Judge was right to keep Rafferty’s laptop out of the trial

His Google searches and downloads–however sick–were not the point

Dave Chidley/CP

A new villain is emerging in the wake of the Tori Stafford trial: Judge Thomas Heeney.

Justice Heeney has been upbraided in a Globe and Mail masthead editorial and by the Toronto Star’s Rosie DiManno for not allowing into evidence the results of an improper search of Michael Rafferty’s computer. The Globe argues that Heeney had the authority to fudge the rules and let the evidence in, and therefore he should have. DiManno calls Heeney “stupid,” and suggests that if Rafferty had walked, it would have been Heeney’s fault. They’re both wrong. Justice Heeney made the right call, both in terms of delivering justice for Tori Stafford and her family, and with regards to his duty to the law.

As the Globe itself has reported, police fumbled the case by failing to obtain the secondary warrant they needed to search Rafferty’s computer. They had warrants to search his house and car, but to search Rafferty’s hard drive as well, they would have needed a warrant specific to that purpose. The Justice of the Peace and an O.P.P. forensic detective explicitly told investigators this, and there’s no question that they would have received the needed warrant if they had just asked for it. But they didn’t.

Had Justice Heeney ignored this and let the laptop in, he might have introduced an element of vulnerability into Rafferty’s conviction upon appeal. He could have put the crown’s case at risk and opened it up to legal challenge by accepting evidence the defence could have argued was inadmissible. The judge erred on the side of caution, and it’s hard to fault him for that.

Even if the laptop had been legally searched, one has to wonder whether the Crown should have been permitted to use the evidence gleaned from it. Let’s consider the implications of Judge Heeney allowing the jury to hear the Crown’s argument that by Googling search terms like “underage rape,” Michael Rafferty was  actively planning his crimes. I might very well Google “murder” when planning a murder–and in the Shafia trial, that was indeed the case–but there are limitless other reasons why I might do so.

Rafferty’s searches were more specific, but proving that they were done in order to plan his crimes, rather than say, out of a deviant erotic interest, is very problematic. The Google searches, just like the child porn police found on his laptop, would have provided jurors with damning evidence about Rafferty’s character, but little proof of his guilt in this specific crime. In other words, they would have succeeded in characterizing Rafferty as an absolute scumbag- the kind of guy you don’t mind sending up the river, whether or not you’re absolutely certain that he did it. As Judge Heeney ruled, their value as proof–their “probative value”–was “minimal,” but their capacity to prejudice the jury huge.

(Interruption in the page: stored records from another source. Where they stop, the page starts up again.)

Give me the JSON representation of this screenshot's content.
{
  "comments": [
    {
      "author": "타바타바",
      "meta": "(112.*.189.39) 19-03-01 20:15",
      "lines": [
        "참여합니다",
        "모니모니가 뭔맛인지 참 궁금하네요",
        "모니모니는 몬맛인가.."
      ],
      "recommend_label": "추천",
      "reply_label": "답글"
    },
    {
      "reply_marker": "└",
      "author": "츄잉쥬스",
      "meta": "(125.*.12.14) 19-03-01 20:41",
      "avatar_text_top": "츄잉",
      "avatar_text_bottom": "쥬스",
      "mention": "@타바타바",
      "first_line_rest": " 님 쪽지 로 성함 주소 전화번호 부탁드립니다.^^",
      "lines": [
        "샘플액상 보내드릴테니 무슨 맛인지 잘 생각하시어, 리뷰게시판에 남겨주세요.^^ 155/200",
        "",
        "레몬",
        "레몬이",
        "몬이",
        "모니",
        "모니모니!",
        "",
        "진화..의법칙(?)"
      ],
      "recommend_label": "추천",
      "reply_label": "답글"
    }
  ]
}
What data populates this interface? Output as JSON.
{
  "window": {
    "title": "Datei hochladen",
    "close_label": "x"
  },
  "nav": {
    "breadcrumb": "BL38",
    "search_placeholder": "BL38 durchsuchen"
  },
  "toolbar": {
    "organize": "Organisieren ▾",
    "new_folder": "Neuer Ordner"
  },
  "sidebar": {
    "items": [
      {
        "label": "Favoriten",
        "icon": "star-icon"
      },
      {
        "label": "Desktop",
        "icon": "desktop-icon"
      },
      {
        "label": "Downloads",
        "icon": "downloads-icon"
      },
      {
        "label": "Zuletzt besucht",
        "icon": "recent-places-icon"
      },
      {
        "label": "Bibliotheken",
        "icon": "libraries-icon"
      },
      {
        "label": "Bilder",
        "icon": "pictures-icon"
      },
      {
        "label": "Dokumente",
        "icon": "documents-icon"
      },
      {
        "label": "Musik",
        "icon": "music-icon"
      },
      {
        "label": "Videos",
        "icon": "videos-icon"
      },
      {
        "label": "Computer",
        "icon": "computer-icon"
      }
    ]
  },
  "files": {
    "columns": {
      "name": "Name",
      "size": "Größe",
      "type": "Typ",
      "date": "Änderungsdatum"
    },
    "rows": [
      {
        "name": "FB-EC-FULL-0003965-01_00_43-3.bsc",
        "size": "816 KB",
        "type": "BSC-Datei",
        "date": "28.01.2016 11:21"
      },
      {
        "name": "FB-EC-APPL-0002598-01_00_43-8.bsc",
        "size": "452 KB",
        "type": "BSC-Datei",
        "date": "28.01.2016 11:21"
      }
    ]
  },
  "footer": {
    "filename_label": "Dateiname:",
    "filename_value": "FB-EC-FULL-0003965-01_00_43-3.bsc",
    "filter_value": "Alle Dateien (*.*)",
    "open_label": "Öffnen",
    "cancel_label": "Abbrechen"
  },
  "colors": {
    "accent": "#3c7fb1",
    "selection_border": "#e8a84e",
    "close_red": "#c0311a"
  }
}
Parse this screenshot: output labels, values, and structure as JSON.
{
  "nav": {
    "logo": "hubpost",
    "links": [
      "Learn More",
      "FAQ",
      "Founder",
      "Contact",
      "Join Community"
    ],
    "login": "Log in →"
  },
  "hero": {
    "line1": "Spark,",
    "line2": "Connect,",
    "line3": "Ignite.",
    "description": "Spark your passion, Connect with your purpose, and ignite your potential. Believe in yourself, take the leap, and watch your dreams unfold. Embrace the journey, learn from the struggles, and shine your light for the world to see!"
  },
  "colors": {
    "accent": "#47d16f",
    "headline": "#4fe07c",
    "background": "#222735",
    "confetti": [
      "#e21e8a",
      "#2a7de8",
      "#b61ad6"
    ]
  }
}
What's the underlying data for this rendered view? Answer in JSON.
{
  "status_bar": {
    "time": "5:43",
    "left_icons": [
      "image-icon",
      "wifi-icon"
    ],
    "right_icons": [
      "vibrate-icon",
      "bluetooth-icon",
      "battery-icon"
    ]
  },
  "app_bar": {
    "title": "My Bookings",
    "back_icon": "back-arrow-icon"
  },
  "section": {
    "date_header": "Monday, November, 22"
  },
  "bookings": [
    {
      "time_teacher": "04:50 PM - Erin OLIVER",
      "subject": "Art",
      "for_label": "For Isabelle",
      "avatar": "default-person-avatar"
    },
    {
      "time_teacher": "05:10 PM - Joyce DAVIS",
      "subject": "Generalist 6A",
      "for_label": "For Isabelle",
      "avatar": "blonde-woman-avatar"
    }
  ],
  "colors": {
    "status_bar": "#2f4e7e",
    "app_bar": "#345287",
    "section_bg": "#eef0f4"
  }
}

It would have cost us all something more. Our justice system needs to be very careful about setting precedents around using Internet histories as evidence. The Internet is where we go to explore out of curiosity, often (erroneously) thinking ourselves anonymous. Drawing connections between our online wanderings and our physical actions takes us on a slippery slope. Rafferty’s interest in disgusting sexual crimes is a moral abomination, and the possession of child pornography a crime in and of itself. But both are a very different thing than the crime he was convicted for.

The Star‘s Rosie DiManno disagrees. She writes that it was “crucial” for the jury to know that Rafferty “had an unhealthy interest in child pornography and bestiality” (as opposed to a “healthy” interest in them?). How was this crucial? What mattered was not Rafferty’s movie collection or his Google history. What mattered was that he raped and killed Tori Stafford.

Jesse Brown is the host of’s Search Engine podcast. He is on Twitter @jessebrown

Looking for more?

Get the Best of Maclean's sent straight to your inbox. Sign up for news, commentary and analysis.